Well-Being, Health and Aging Workforce
Aging. We all work to slow it down, avoid it or reverse it, but there is no getting around it. Typically, aging is referred to as a period of declining physical health and cognitive decline, so no wonder there is such ambivalence about getting older. People in the U.S. are living longer than ever before. According to the U.S. Bureau of Labor Statistics, about one-fifth of employed workers are at least 55 years old. As corporate benefit programs expand their focus to overall employee well-being, we can learn a lot about preserving health by considering healthy aging. Well-being involves a more holistic approach to wellness by touching on additional aspects of individuals beyond the mere physical to include emotional, mental and spiritual well-being.
Well-Being improves as people age.
Comprehensive research is changing our perspective on aging by showing that people actually enjoy greater well-being as they mature! Psychological well-being includes life satisfaction, feelings of happiness and purpose or meaning in life. Sure as people age, there is a decline in physical health. Exercise, healthy diet and proper preventive medical care can help one “age well”. Consider what other factors contribute to well-being such as resilience, absence of depression and greater optimism.
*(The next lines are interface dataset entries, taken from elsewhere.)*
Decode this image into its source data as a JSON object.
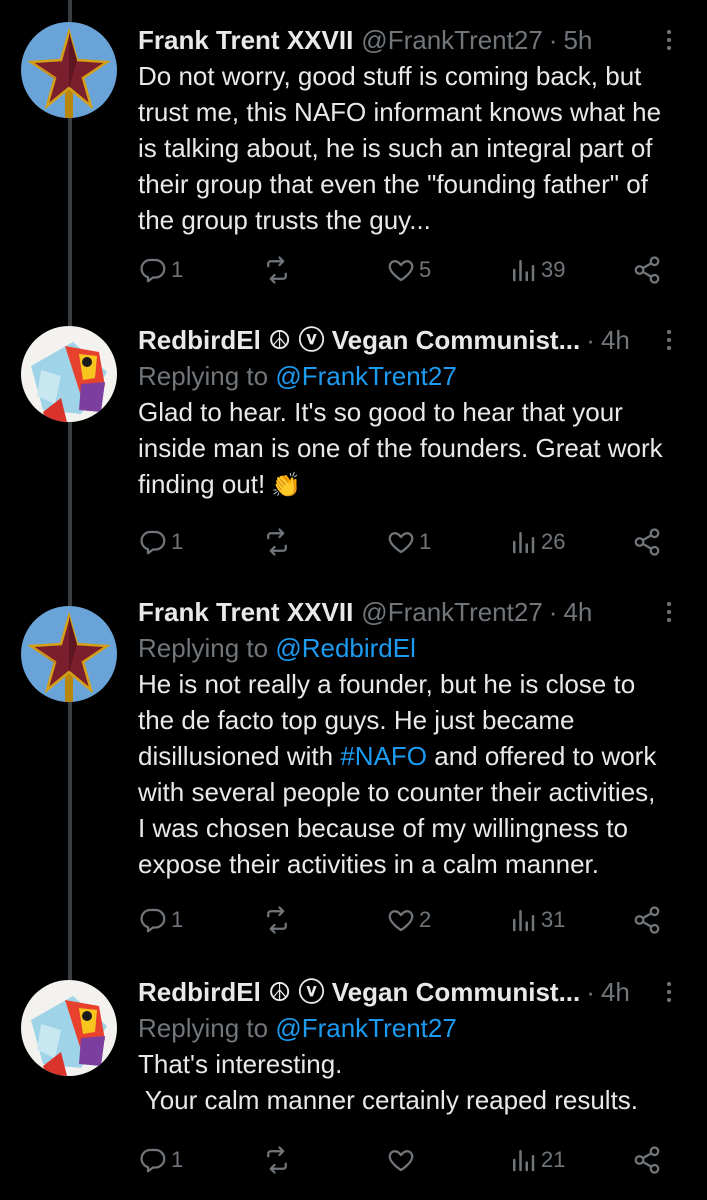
{
  "tweets": [
    {
      "name": "Frank Trent XXVII",
      "handle": "@FrankTrent27",
      "time": "5h",
      "replying_prefix": "",
      "replying_to": "",
      "text_lines": [
        "Do not worry, good stuff is coming back, but",
        "trust me, this NAFO informant knows what he",
        "is talking about, he is such an integral part of",
        "their group that even the \"founding father\" of",
        "the group trusts the guy..."
      ],
      "replies": "1",
      "retweets": "",
      "likes": "5",
      "views": "39",
      "avatar": "red-star-avatar"
    },
    {
      "name": "RedbirdEl ☮ ⓥ Vegan Communist...",
      "handle": "",
      "time": "4h",
      "replying_prefix": "Replying to",
      "replying_to": "@FrankTrent27",
      "text_lines": [
        "Glad to hear. It's so good to hear that your",
        "inside man is one of the founders. Great work",
        "finding out!"
      ],
      "emoji": "👏",
      "replies": "1",
      "retweets": "",
      "likes": "1",
      "views": "26",
      "avatar": "redbird-avatar"
    },
    {
      "name": "Frank Trent XXVII",
      "handle": "@FrankTrent27",
      "time": "4h",
      "replying_prefix": "Replying to",
      "replying_to": "@RedbirdEl",
      "text_lines": [
        "He is not really a founder, but he is close to",
        "the de facto top guys. He just became"
      ],
      "line3_before": "disillusioned with ",
      "line3_hashtag": "#NAFO",
      "line3_after": " and offered to work",
      "text_lines_after": [
        "with several people to counter their activities,",
        "I was chosen because of my willingness to",
        "expose their activities in a calm manner."
      ],
      "replies": "1",
      "retweets": "",
      "likes": "2",
      "views": "31",
      "avatar": "red-star-avatar"
    },
    {
      "name": "RedbirdEl ☮ ⓥ Vegan Communist...",
      "handle": "",
      "time": "4h",
      "replying_prefix": "Replying to",
      "replying_to": "@FrankTrent27",
      "text_lines": [
        "That's interesting.",
        " Your calm manner certainly reaped results."
      ],
      "replies": "1",
      "retweets": "",
      "likes": "",
      "views": "21",
      "avatar": "redbird-avatar"
    }
  ],
  "colors": {
    "background": "#000000",
    "text": "#e7e9ea",
    "muted": "#71767b",
    "link": "#1d9bf0",
    "thread_line": "#3a3d40"
  }
}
A Successful Aging Evaluation study from researchers from the University of California, San Diego School of Medicine and Stanford University found that people with high resilience, even if they had low physical functioning, had higher self-ratings of successful aging. While more research on interventions to enhance resilience are still needed, it is evident that increasing resilience and reducing stress enhances overall body and mind functioning for healthy aging.
Why does emotional well-being improve with age?
In the most fundamental ways, emotional functioning changes little with age. Personality traits also remain largely stable. As a person ages they collect more experiences. Experienced emotions triggered from negative life events such as disappointment, loss of relationships, financial hardships become more predictable. The social and emotional ups and downs of life happening less often, but negative emotions can become less frequent as resilience builds over time.
How can corporate wellness programs promote successful aging?
- Reduce depression. Depression does not have to be a natural part of aging. Promote EAP programs and offer stress management and mindful meditation. There are also validated assessments tools for depression or wellbeing such as SF 12
- Manage stress. A study from the Journal of Gerontology found that adults who reported greater work stress in midlife were more likely to show disabilities and physical difficulties in older age. Stress Management Workshops , Yoga, or meditation can be provided along with tools such as HeartMath which provide biofeedback to manage stress.
- Encourage volunteer programs. Volunteering just one day a month gives life a greater sense of purpose. * Volunteering helps form new relationships with and strengthens community and feelings of self-worth.
- Support annual exams and preventive visits. A personalized prevention plan to prevent disease and disability based on current health and risk factors.
View aging from a new perspective. Learning to accept the natural changes that occur with getting older as an opportunity focus on what is important to us and get happier and healthier with age. Bring in alternative health and wellness programs such as energy medicine sessions to help with physical and emotional changes as we age.
If the idea of implementing healthy aging and resiliency programs is appealing, consider programs from HealthWellSolutions. To learn more about stress management workshops, telemedicine, and other well-being programs, contact HealthWell Solutions.
*Source Duke University/Preventions.com
- March 12, 2017
- Posted by: Mark Mulray
- Categories: health promotion, well-being